MyFiziq has devised an app that not only measures overall body weight more accurately than the standard BMI (body mass index) or tape measure, but also measures specific bodily regions across 72,000 data points. “It can even adjust for breathing,’’ CEO Vlado Bosanac says. The app is based on creating an on-screen avatar, in effect an updated pic of the user’s body.
The app has been available on the Apple store for some months now, with 8500 users to date.
But the company realises that no-one (except for Apple itself) makes money from direct consumer apps, with MyFiziq’s real prospects based on ‘business to business to consumer’ partnering deals.

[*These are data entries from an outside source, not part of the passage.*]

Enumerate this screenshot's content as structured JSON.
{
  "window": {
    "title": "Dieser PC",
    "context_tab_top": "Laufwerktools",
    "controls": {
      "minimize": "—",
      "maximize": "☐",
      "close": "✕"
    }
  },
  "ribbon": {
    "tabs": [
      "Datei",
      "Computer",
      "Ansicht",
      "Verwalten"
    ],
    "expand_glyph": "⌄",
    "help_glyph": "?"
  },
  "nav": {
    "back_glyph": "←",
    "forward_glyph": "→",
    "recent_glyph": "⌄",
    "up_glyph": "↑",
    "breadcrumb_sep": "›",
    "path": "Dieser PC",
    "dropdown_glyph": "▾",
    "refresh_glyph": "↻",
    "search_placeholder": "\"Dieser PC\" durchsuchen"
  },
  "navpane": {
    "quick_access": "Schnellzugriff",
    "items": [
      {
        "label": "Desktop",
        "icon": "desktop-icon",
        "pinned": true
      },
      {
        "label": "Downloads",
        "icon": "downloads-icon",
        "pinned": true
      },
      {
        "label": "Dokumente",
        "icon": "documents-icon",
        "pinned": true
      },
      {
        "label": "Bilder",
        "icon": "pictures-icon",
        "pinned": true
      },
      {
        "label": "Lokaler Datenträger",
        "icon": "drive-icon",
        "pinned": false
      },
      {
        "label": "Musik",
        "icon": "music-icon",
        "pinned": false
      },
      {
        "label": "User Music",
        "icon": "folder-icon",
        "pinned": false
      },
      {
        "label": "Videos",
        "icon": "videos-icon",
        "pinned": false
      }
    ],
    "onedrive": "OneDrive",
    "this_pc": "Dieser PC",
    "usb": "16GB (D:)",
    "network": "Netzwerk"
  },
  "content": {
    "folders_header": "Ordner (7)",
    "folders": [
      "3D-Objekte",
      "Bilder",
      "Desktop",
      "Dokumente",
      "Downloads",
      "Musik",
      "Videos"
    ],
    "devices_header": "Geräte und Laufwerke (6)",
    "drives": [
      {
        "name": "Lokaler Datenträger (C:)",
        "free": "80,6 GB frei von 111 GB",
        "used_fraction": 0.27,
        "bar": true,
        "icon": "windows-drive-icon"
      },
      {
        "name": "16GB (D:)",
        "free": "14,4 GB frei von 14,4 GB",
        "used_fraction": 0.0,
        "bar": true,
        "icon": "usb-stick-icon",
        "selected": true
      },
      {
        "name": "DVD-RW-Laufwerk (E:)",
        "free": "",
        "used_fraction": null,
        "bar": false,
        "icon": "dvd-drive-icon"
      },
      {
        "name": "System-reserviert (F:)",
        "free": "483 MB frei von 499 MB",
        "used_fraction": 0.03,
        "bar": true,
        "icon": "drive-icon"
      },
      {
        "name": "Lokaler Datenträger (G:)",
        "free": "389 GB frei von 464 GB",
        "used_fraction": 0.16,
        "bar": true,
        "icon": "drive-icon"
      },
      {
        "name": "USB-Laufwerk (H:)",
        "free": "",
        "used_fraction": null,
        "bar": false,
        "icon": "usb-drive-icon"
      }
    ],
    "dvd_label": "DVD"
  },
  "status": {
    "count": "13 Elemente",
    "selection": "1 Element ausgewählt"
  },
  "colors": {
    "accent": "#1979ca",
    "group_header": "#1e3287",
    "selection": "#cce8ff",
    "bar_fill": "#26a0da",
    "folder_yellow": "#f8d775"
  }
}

A former competitive bodybuilder, Bosanac knocked on the door of 27 fitness-related companies to solicit interest. “I can put my hand on my heart and say there wasn’t a company that said they didn’t get it,’’ he says.
In June the expended shoe leather paid off and the company signed a deal with Singapore’s Gold Quay Capital, which entails Gold Quay injecting $2m of cash into MyFiziq and then spending a further $3m to fund a version of the app for medical diagnostics.
The key target markets are health and life insurers, who would love to receive the updated and reliable vital statistics of their customers for risk assessment purposes (Australian health insurers can’t price on health risks but the rules are different elsewhere). Doctors and hospitals are also obvious targets.
On the fitness side the company also cites global brands “whose interests are aligned with the product”. These include Nike, UnderArmour (sports clothing), Adidas/Reebok and Asics and one can assume they are potential partners.
MyFiziq burnt $766,000 in cash in the June quarter and is yet to record any revenue.
The company raised $6m in its August 2015 IPO at 20c apiece and now has $1.2m of cash, but with a $1.5m down payment from the Singaporeans due any day. The company also expects a “substantial” R&D refund.
Bosanac says the company doesn’t need to pass the hat around and – like the fitness freaks – is in good shape despite the languishing share price.
But a deal with a global fitness giant would really get investors’ hearts pumping.
The New Criterion is authored by Tim Boreham.
Many readers will remember Boreham as author of the Criterion column in The Australian newspaper, for well over a decade. He also has more than three decades' experience of business reporting across three major publications.
Tim Boreham has now joined Independent Investment Research and is proud to present The New Criterion, which will honour the style and purpose of the old column. These were based on covering largely ignored small to mid cap stocks in an accessible and entertaining manner for both retail and professional investors.
Disclaimer: The author nor Independent Investment Research have received a fee or any kind of inducement for this article. The New Criterion is not intended as specific investment advice and readers should contact a licensed financial adviser.